Gutted by the fact that he’s a multi-faceted god who can’t bring to life his own subjects.
A king Midas who can turn everybody’s copper to gold.
Everybody but his own.
And he feels he’s labored so hard that surely, he has a price to claim
He thought that by now his name would be stuck on the lips of people but he can’t even get them to
remember his name.
And he doesn’t want to wake up anymore
because what’s the point of getting out of bed when you’re going to get back in it?
What’s the point of aiming any higher when you can’t even win the small battles?
And you can recognize me from the crowd because you can see me in you.
Hope sounds like a faint rumour
Like someone tried shouting it from the back of the room,
but even his throat could tell it was a lie
So it stifled it before the word could come out.
We’re young but we feel old and ancient
Our talent is snuffed out before it lights a small dark corner
We’re a token of a broken generation whose souls
have gotten used to living wounded.
But it’s not too late to try again.
I know because I swore seeing another sun rise would be a miracle
Now look at me, letting the rays bounce off my face.
I know because we’re always walking into the fire like we’ve never been burnt
I know there’s hope because there’s an echo of God in a roomful of sin.
I am the second best poet not enough people have heard of
The first; that was God,
for carving out a body so perfect

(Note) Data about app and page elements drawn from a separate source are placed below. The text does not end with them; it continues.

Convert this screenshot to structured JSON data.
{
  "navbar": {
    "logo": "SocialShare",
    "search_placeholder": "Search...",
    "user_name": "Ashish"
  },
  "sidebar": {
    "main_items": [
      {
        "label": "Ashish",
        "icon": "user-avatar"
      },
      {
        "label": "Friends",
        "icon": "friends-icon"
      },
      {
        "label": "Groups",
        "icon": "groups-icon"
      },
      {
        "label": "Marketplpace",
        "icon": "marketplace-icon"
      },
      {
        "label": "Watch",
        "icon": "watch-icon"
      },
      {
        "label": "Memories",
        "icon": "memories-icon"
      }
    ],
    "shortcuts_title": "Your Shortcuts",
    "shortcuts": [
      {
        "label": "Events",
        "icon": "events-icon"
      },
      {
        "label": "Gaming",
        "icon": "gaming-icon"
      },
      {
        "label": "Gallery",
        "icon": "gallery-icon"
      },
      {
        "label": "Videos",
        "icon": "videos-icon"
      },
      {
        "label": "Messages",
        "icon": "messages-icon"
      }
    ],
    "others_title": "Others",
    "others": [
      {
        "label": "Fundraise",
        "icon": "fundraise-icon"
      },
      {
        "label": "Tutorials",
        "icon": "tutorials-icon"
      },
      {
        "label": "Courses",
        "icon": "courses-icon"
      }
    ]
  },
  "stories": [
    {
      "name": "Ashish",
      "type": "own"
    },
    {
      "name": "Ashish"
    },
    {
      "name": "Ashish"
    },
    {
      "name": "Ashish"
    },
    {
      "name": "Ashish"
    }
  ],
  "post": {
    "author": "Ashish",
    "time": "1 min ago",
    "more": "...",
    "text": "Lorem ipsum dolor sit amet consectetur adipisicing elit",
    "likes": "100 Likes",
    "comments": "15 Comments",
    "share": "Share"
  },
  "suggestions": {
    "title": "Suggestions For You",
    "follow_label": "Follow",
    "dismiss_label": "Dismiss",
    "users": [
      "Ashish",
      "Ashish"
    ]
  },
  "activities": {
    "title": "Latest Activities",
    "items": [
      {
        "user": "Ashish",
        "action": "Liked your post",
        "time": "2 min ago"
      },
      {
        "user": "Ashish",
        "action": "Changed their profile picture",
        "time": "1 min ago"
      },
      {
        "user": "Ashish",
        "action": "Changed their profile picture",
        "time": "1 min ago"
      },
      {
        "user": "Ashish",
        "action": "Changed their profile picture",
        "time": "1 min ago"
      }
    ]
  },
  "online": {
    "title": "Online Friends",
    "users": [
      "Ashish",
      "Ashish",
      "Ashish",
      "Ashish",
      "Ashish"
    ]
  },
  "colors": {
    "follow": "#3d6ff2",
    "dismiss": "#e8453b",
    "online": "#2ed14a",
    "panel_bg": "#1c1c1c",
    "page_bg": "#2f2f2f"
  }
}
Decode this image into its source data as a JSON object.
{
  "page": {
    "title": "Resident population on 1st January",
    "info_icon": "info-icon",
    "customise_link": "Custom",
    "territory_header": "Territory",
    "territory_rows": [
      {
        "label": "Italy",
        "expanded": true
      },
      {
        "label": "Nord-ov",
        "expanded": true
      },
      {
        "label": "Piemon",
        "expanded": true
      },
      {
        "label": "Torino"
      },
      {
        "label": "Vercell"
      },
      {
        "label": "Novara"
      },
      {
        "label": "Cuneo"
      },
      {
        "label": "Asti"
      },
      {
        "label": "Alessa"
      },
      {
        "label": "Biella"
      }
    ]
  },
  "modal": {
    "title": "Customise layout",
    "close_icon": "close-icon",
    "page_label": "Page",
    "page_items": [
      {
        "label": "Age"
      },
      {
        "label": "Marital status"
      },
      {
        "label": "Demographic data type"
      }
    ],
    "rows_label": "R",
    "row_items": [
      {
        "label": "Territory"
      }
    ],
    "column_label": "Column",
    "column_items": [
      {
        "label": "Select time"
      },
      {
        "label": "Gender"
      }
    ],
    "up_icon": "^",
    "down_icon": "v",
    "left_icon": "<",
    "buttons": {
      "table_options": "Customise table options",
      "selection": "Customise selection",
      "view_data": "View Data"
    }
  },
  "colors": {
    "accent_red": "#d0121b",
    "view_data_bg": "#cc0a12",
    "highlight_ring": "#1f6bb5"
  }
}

I develop insecurity on behalf of other people.
I have been crying oceans into pages
Praying to God in sign language
Begging to make sense of just one life.
Yet there’s something about the way an open wound aggregates
and remodels to repair itself,
that tells me that we’re here for much more than getting lost.
So this is for the ones who can’t keep the rules
For ones who wear far too many faces to hide their blues
For the ones sleeping off their lives and living in their dreams
For the poor souls who’ve forgotten how to dream
For those who are burning with mania and calling it brilliance
For those swatting demons off their backs and making it look like a new dance
For us who were told the world was ours and then crippled so we had to crawl
For the contrived, depressed and ready to concede a draw
For the ones who are falling out of exhaustion and calling it a catching of the holy ghost
For the ones sniffing fear and pretending like it’s a healthy dose
Come, hold my hand, let’s walk into the light.
And by God, you’ll see,
You’ll see how amazing you’re meant to be.
Courtesy of the author
Link to the Italian translation
Ama Asantewa Diaka is a Ghanaian poet, storyteller, and spoken word artist who performs as Poetra Asantewa. She is the author of the chapbook, “You Too Will Know Me” and her debut poetry collection is entitled “Woman, eat me whole” (Ecco, 2022). Her latest work, “Someone Birthed them Broken” – a collection of short stories – will be published by Amistad in 2024.
Mental illness and body perception stand out as her favourite topics to share with her readers. All her verses are framed in a fair dose of feminism, intended as “refusing to confine [oneself] within the lines of society’s definition of who, what and how [one] should be simply because of gender“.
She is also the founder of Black Girls Glow, a feminist nonprofit organization fostering collaborations among women artists and examining ways that art can build community, and Tampered Press, a Ghanaian literary and arts journal.
She performed for the first time in Italy at “Parole in folle” in Padova and Bologna, with the above poem, “Capitalism” and the previously unpublished “In which I tell you all the reasons I don’t want to exist and you tell me to remember“.